When I was in school the focus was on my individuality, how I could be anything I wanted to be, the sky was the limit. Moreover the moral layer had changed too, no more were humans tainted by sin and shamed by heavy doses of humility, my generation and those who came later were told we were good, great even. It was even more than “I’m OK, you’re OK”, it was “I’m great, you’re great.” I am not sure if back then parents and teachers worried they were creating little emperors, but they were. Ask any teacher about the lengthy conversation with a parent who with utter seriousness would tell you her/his child was the smartest, most creative, most wonderful being ever born to the human species. Giving such genius a B or less than a 100 as a grade was such a slap in the face that a teacher would be judged unworthy to ever instruct their offspring again. And that’s not to mention the “gifted” child where the parent would pay large sums to a private school so their highly advanced daughter/son would finally be challenged in a way fitting of their capability.

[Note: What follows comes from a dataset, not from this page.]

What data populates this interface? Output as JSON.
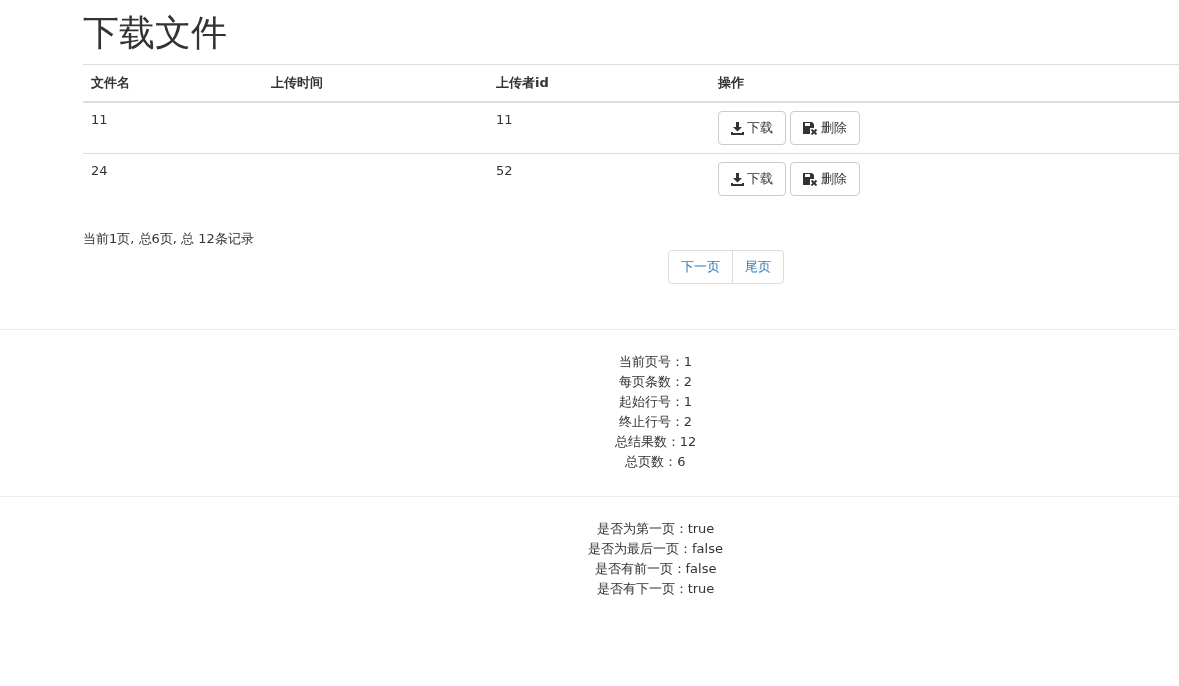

But isn’t need here to be authentic to who we are, not trying to fit every human into a cookie cutter conformity or assuming every child is a Mozart or an Einstein or a Gates? Isn’t the point of teaching and mentoring to match the passion to the student, to connect the gift of leaning to the student who is eager to learn this vocation? At the end of the day isn’t the highest compliment about a person to say s/he was authentically thus or so, to say that he was compassionate or she was funny or she was a risk taker or she was strong, or some combination or these virtues? Why do humans have to be either jammed in a box due to their birth or gender or class or on the other hand lifted up as perfect and precious in every way? Aren’t we all precious and sinners, gifted and flawed, special and common, interesting and predictable? Why is it so hard to admit these realities about ourselves as human, to give ourselves permission to be saints and sinners? At the end of the day I believe the highest form of praise to be said about us in death is that we were authentically human in life.